The trouble comes when we use the word fascist to describe an individual. What does it mean in that context? Until recently I have to admit that I didn’t really know. So I did a little research—and you know something? Most of the definitions I found were far too abstract and didn’t really explain it in any useful way.

Then I came across a really interesting article (which I should have bookmarked, because I’ve lost it) that explained it nicely. Here’s the gist:

First, you have to persuade people that things used to be good, but now they’re bad. You can lie your arse off about it, too, or at least exaggerate and cherry-pick facts that support your position. When most people think about the past, there’s a natural tendency to remember the good bits and forget the bad, so that helps. Conversely, the present is filled with fears you can play on, and you can gloss over the good stuff easily, or lie, or just plain ignore it. Easy. And you can guarantee that you’ll be telling a bunch of people just what they want to hear, and that means Hey! Instant followers! The ones intelligent enough to know you’re spouting shit will walk away, but you don’t want them around causing trouble, anyway.

Next, find someone to blame for taking away the good times and leaving everyone with the bad, sucky present. Again, easy. Just pick a minority, and off you go.

Then, tell your followers that all that’s needed to sweep away the bad times and bring back the good is to sweep away the minority you blamed.

Last but not least, promote someone, probably yourself, who promises to do the job as leader of your new movement. If this person is charismatic and a good talker, so much the better. Et voila, you’re a fascist.

Hitler managed it pretty well in his time; the German economy was in a bad way because of the cost of war reparations, and all Hitler had to do was blame the jews and promise to fix things, and it was just what the German people wanted to hear.

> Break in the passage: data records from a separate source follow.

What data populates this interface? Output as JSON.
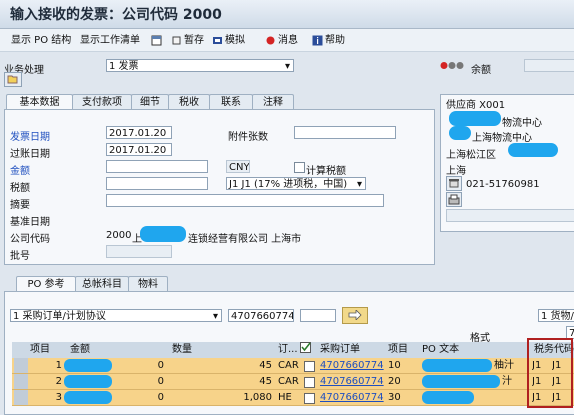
{
  "window": {
    "title": "输入接收的发票：公司代码 2000"
  },
  "toolbar": {
    "items": [
      {
        "label": "显示 PO 结构"
      },
      {
        "label": "显示工作清单"
      },
      {
        "label": ""
      },
      {
        "label": "暂存"
      },
      {
        "label": "模拟"
      },
      {
        "label": "消息"
      },
      {
        "label": "帮助"
      }
    ]
  },
  "header": {
    "business_label": "业务处理",
    "business_value": "1 发票",
    "balance_label": "余额",
    "balance_value": ""
  },
  "tabs_top": [
    "基本数据",
    "支付款项",
    "细节",
    "税收",
    "联系",
    "注释"
  ],
  "basic": {
    "invoice_date_label": "发票日期",
    "invoice_date": "2017.01.20",
    "attachments_label": "附件张数",
    "attachments_value": "",
    "posting_date_label": "过账日期",
    "posting_date": "2017.01.20",
    "amount_label": "金额",
    "amount_value": "",
    "currency": "CNY",
    "calc_tax_label": "计算税额",
    "tax_label": "税额",
    "tax_value": "",
    "tax_code": "J1 J1 (17% 进项税，中国)",
    "text_label": "摘要",
    "text_value": "",
    "baseline_label": "基准日期",
    "company_label": "公司代码",
    "company_code": "2000",
    "company_name_prefix": "上",
    "company_name": "连锁经营有限公司 上海市",
    "batch_label": "批号"
  },
  "vendor": {
    "title": "供应商 X001",
    "line1": "物流中心",
    "line2": "上海物流中心",
    "line3": "上海松江区",
    "line4": "上海",
    "phone": "021-51760981"
  },
  "tabs_bottom": [
    "PO 参考",
    "总帐科目",
    "物料"
  ],
  "po_ref": {
    "type_value": "1 采购订单/计划协议",
    "po_number": "4707660774",
    "extra_value": "",
    "right_value": "1 货物/服",
    "format_label": "格式",
    "layout_value": "7"
  },
  "grid": {
    "columns": [
      "项目",
      "金额",
      "数量",
      "订...",
      "采购订单",
      "项目",
      "PO 文本",
      "税务代码"
    ],
    "rows": [
      {
        "item": "1",
        "amount": "0",
        "qty": "45",
        "unit": "CAR",
        "po": "4707660774",
        "po_item": "10",
        "text": "柚汁",
        "tax1": "J1",
        "tax2": "J1"
      },
      {
        "item": "2",
        "amount": "0",
        "qty": "45",
        "unit": "CAR",
        "po": "4707660774",
        "po_item": "20",
        "text": "汁",
        "tax1": "J1",
        "tax2": "J1"
      },
      {
        "item": "3",
        "amount": "0",
        "qty": "1,080",
        "unit": "HE",
        "po": "4707660774",
        "po_item": "30",
        "text": "",
        "tax1": "J1",
        "tax2": "J1"
      }
    ]
  },
  "colors": {
    "accent_blob": "#1fa6ee",
    "row_highlight": "#f7d38a",
    "frame_red": "#b02020"
  }
}
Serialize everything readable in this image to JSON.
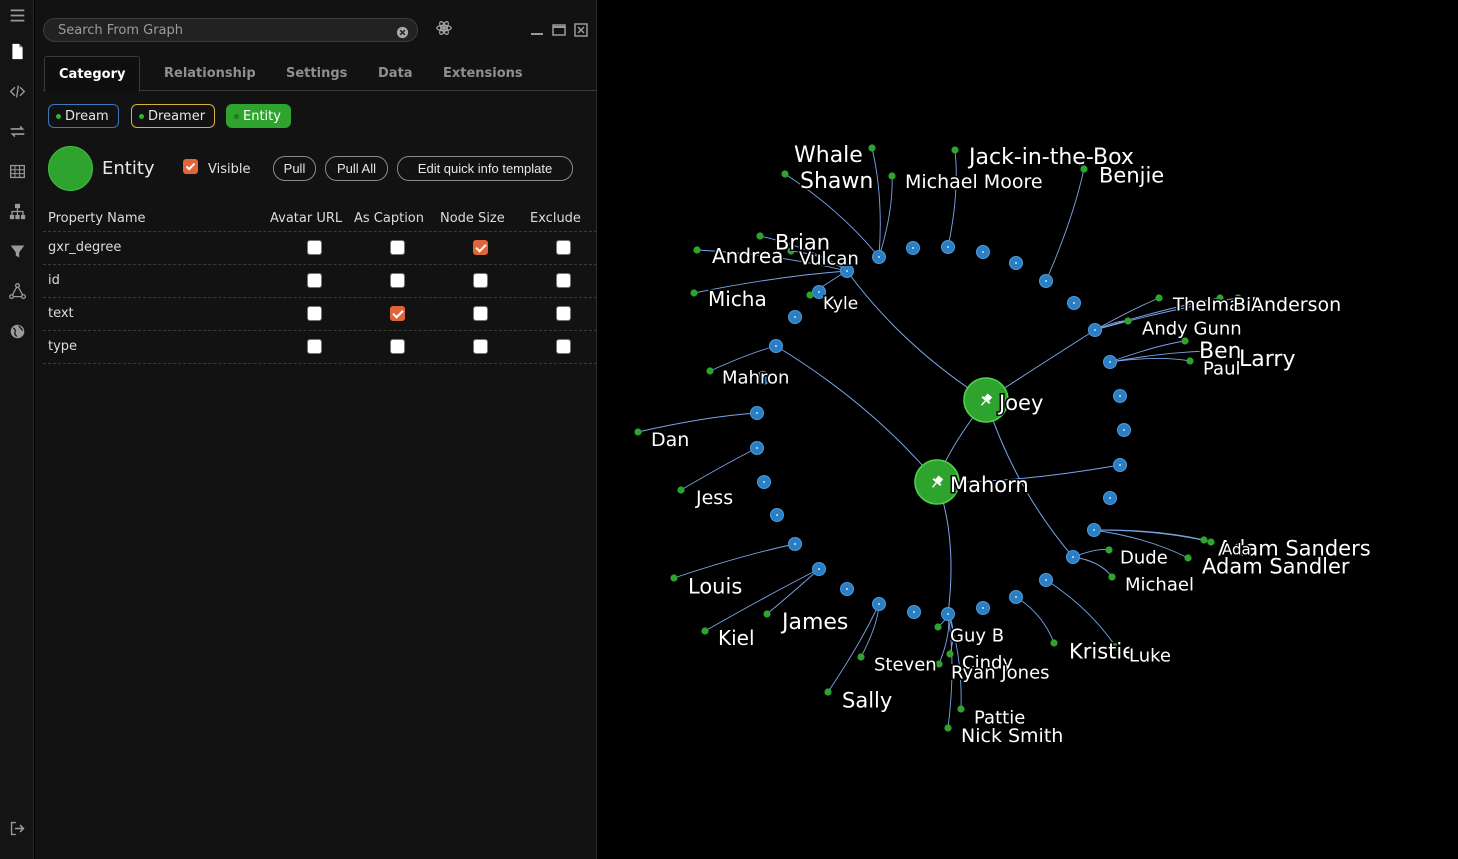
{
  "sidebar": {
    "icons": [
      "menu-icon",
      "document-icon",
      "code-icon",
      "swap-arrows-icon",
      "table-icon",
      "hierarchy-icon",
      "filter-icon",
      "network-icon",
      "globe-icon",
      "logout-icon"
    ]
  },
  "search": {
    "placeholder": "Search From Graph"
  },
  "tabs": [
    "Category",
    "Relationship",
    "Settings",
    "Data",
    "Extensions"
  ],
  "categories": [
    "Dream",
    "Dreamer",
    "Entity"
  ],
  "selected_category": {
    "name": "Entity",
    "color": "#2ea42e",
    "visible_label": "Visible",
    "visible": true,
    "buttons": {
      "pull": "Pull",
      "pull_all": "Pull All",
      "edit_template": "Edit quick info template"
    }
  },
  "property_table": {
    "headers": [
      "Property Name",
      "Avatar URL",
      "As Caption",
      "Node Size",
      "Exclude"
    ],
    "rows": [
      {
        "name": "gxr_degree",
        "avatar_url": false,
        "as_caption": false,
        "node_size": true,
        "exclude": false
      },
      {
        "name": "id",
        "avatar_url": false,
        "as_caption": false,
        "node_size": false,
        "exclude": false
      },
      {
        "name": "text",
        "avatar_url": false,
        "as_caption": true,
        "node_size": false,
        "exclude": false
      },
      {
        "name": "type",
        "avatar_url": false,
        "as_caption": false,
        "node_size": false,
        "exclude": false
      }
    ]
  },
  "colors": {
    "entity": "#2ea42e",
    "dream": "#2a7fc4",
    "edge": "#7aa6e8",
    "accent": "#e0663a"
  },
  "graph": {
    "hubs": [
      "Joey",
      "Mahorn"
    ],
    "labels": [
      "Whale",
      "Jack-in-the-Box",
      "Shawn",
      "Michael Moore",
      "Benjie",
      "Brian",
      "Andrea",
      "Vulcan",
      "Micha",
      "Kyle",
      "Thelma",
      "Bill",
      "Anderson",
      "Andy Gunn",
      "Ben",
      "Larry",
      "Paul",
      "Mahron",
      "Dan",
      "Jess",
      "Adam Sanders",
      "Ada",
      "Adam Sandler",
      "Dude",
      "Michael",
      "Louis",
      "James",
      "Kiel",
      "Guy B",
      "Cindy",
      "Ryan Jones",
      "Steven",
      "Kristie",
      "Luke",
      "Sally",
      "Pattie",
      "Nick Smith"
    ]
  }
}
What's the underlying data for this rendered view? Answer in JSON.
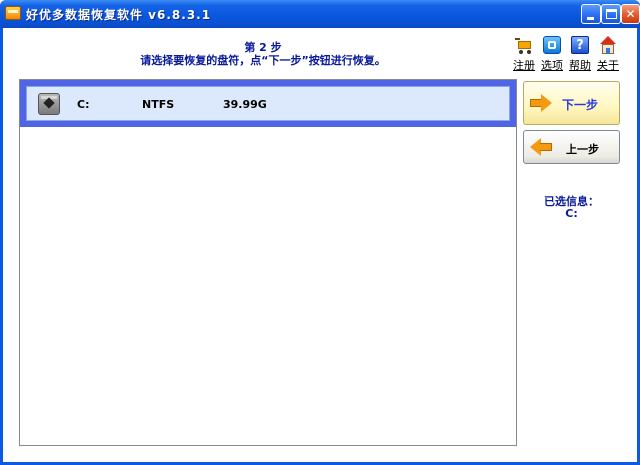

More recently, the whole Hugo Awards/Sad Puppies thing, in which Theodore Beale (aka Vox Day) was accused of being a fascist. How does that stack up? Well, we have the good-old-days/sucky-present thing, in that the puppies said real sci-fi is written by white hetero guys and is all about good ol’ white hetero males using ray guns and spaceships to save helpless, inferior gals, just the way it used to be in the golden age of sci-fi (i.e. any time before about 1980, I guess). And they got their panties in a wad over the fact that modern sci-fi isn’t just about the tech, but often casts women (gasp!), and people of colour (shock!), and LGBT people (horror!), as major characters in stories that tell us something about the real world, written in some cases by non-white, non-male, non-hetero people. Oh, they don’t like that. Who to blame? Well, the feminists and the gays and the women, of course. And so along comes Vox Day, saying he’ll teach everyone a lesson by sabotaging the Hugos, and then we can go back to sci-fi that looks like it was written in the 1940s. Does that make him a fascist? Going by the definitions as given above, I’d say yes, it sure does.

Last example: Donald Trump. Good times/bad times? His campaign slogans certainly try to make it look that way; Make America Great Again as a campaign slogan implies that times were good and can be again, and just the title of his book Crippled America implies that things are bad today. Who to blame? In Trump’s case, just about every group he can mention—Mexicans, Syrians, muslims, the list goes on. And who’s going to save us from all this, if not The Mighty Trump himself? So in my book, that makes Trump a fascist. Absolutely, positively, no question about it.

Until next time . . .